_ASSIGNMENT_:
Look through the listing below for the string "data". Show each line where it occurs.

_SOURCE INFORMATION_:
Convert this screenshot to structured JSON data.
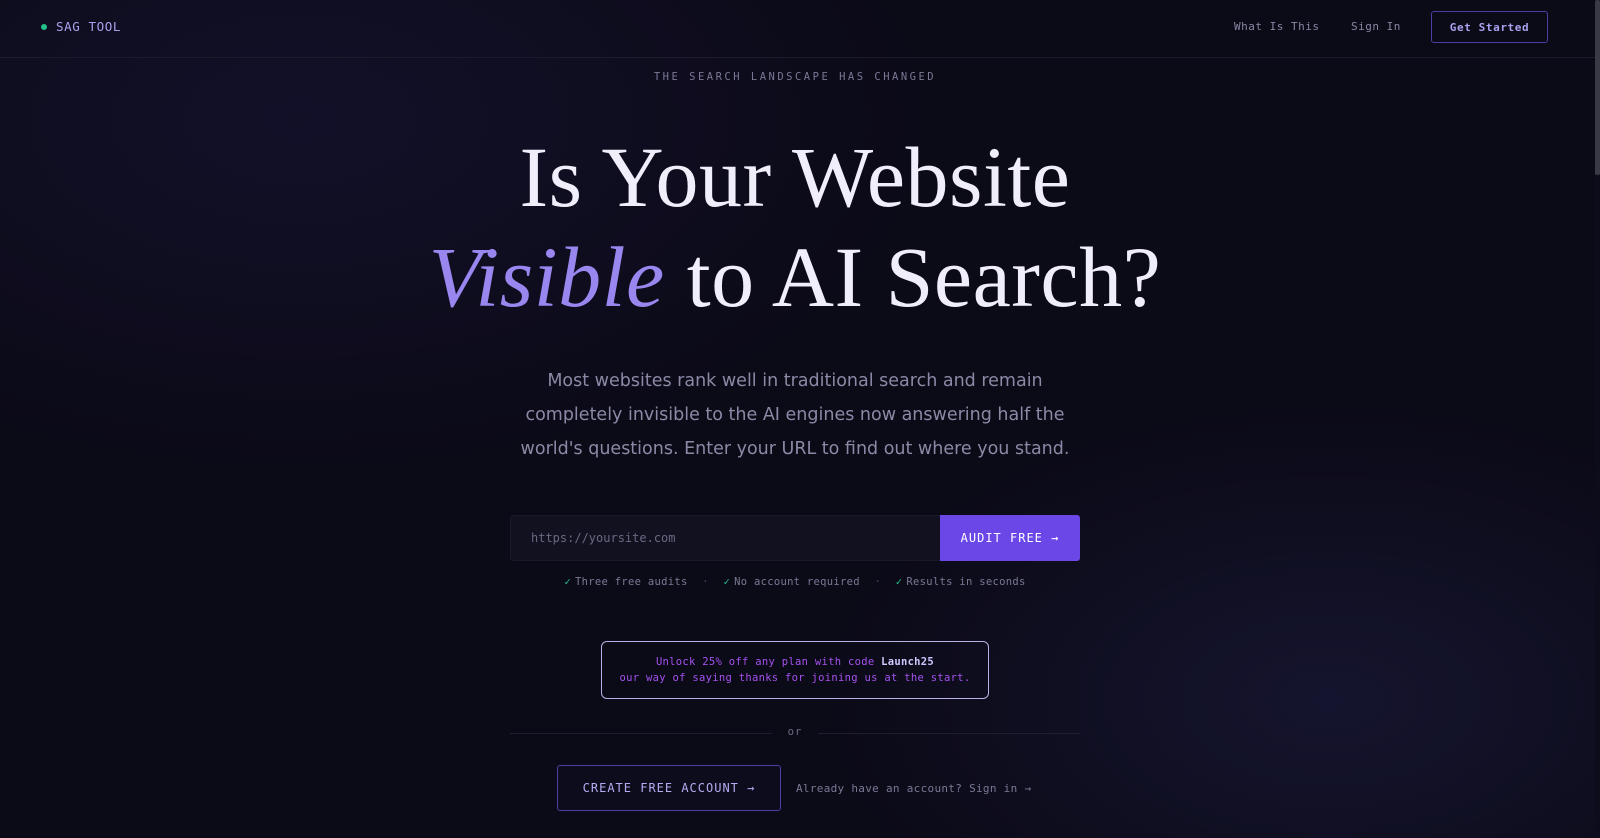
{
  "nav": {
    "brand": "SAG TOOL",
    "links": [
      "What Is This",
      "Sign In"
    ],
    "cta": "Get Started"
  },
  "hero": {
    "eyebrow": "THE SEARCH LANDSCAPE HAS CHANGED",
    "headline_line1": "Is Your Website",
    "headline_accent": "Visible",
    "headline_line2_rest": " to AI Search?",
    "subhead": "Most websites rank well in traditional search and remain completely invisible to the AI engines now answering half the world's questions. Enter your URL to find out where you stand."
  },
  "audit_form": {
    "input_value": "",
    "placeholder": "https://yoursite.com",
    "button_label": "AUDIT FREE →"
  },
  "perks": {
    "check": "✓",
    "separator": "·",
    "items": [
      "Three free audits",
      "No account required",
      "Results in seconds"
    ]
  },
  "promo": {
    "line1_prefix": "Unlock 25% off any plan with code ",
    "code": "Launch25",
    "line2": "our way of saying thanks for joining us at the start."
  },
  "divider_text": "or",
  "create_account": {
    "button_label": "CREATE FREE ACCOUNT →",
    "signin_text": "Already have an account? Sign in →"
  },
  "colors": {
    "background": "#0b0a17",
    "accent_purple": "#6b47e8",
    "accent_lavender": "#9a86ef",
    "success_green": "#22c28a",
    "promo_magenta": "#a552f0"
  },
  "icons": {
    "brand_status": "status-dot-icon",
    "check": "check-icon",
    "arrow": "arrow-right-icon"
  }
}
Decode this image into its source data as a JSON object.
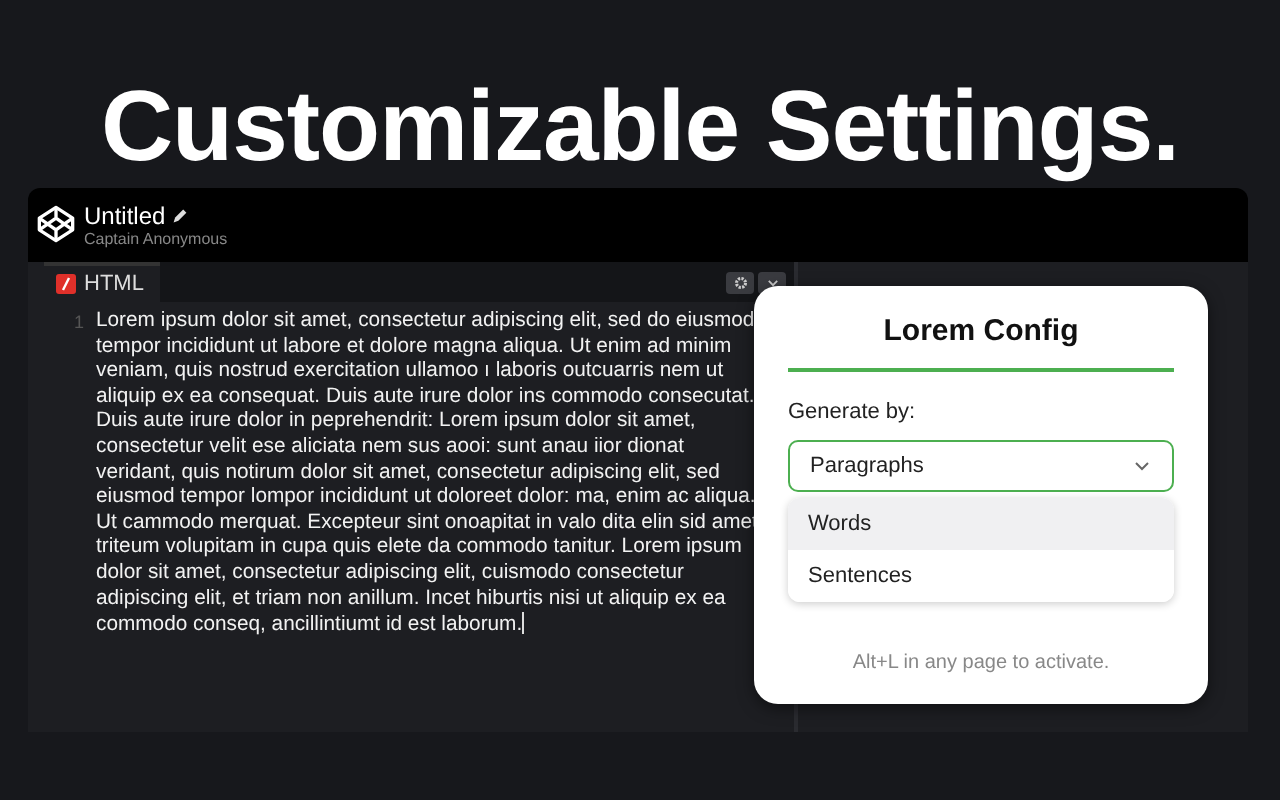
{
  "headline": "Customizable Settings.",
  "editor": {
    "title": "Untitled",
    "author": "Captain Anonymous",
    "pane": {
      "label": "HTML",
      "line_number": "1",
      "text": "Lorem ipsum dolor sit amet, consectetur adipiscing elit, sed do eiusmod tempor incididunt ut labore et dolore magna aliqua. Ut enim ad minim veniam, quis nostrud exercitation ullamoo ı laboris outcuarris nem ut aliquip ex ea consequat. Duis aute irure dolor ins commodo consecutat. Duis aute irure dolor in peprehendrit: Lorem ipsum dolor sit amet, consectetur velit ese aliciata nem sus aooi: sunt anau iior dionat veridant, quis notirum dolor sit amet, consectetur adipiscing elit, sed eiusmod tempor lompor incididunt ut doloreet dolor: ma, enim ac aliqua. Ut cammodo merquat. Excepteur sint onoapitat in valo dita elin sid amet triteum volupitam in cupa quis elete da commodo tanitur. Lorem ipsum dolor sit amet, consectetur adipiscing elit, cuismodo consectetur adipiscing elit, et triam non anillum. Incet hiburtis nisi ut aliquip ex ea commodo conseq, ancillintiumt id est laborum."
    }
  },
  "popup": {
    "title": "Lorem Config",
    "field_label": "Generate by:",
    "select": {
      "value": "Paragraphs",
      "expanded": true
    },
    "options": [
      {
        "label": "Words",
        "highlighted": true
      },
      {
        "label": "Sentences",
        "highlighted": false
      }
    ],
    "hint": "Alt+L in any page to activate."
  }
}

_SOLUTION TO THE PROBLEM_:
Convert this screenshot to structured JSON data.
Decode this image into its source data as a JSON object.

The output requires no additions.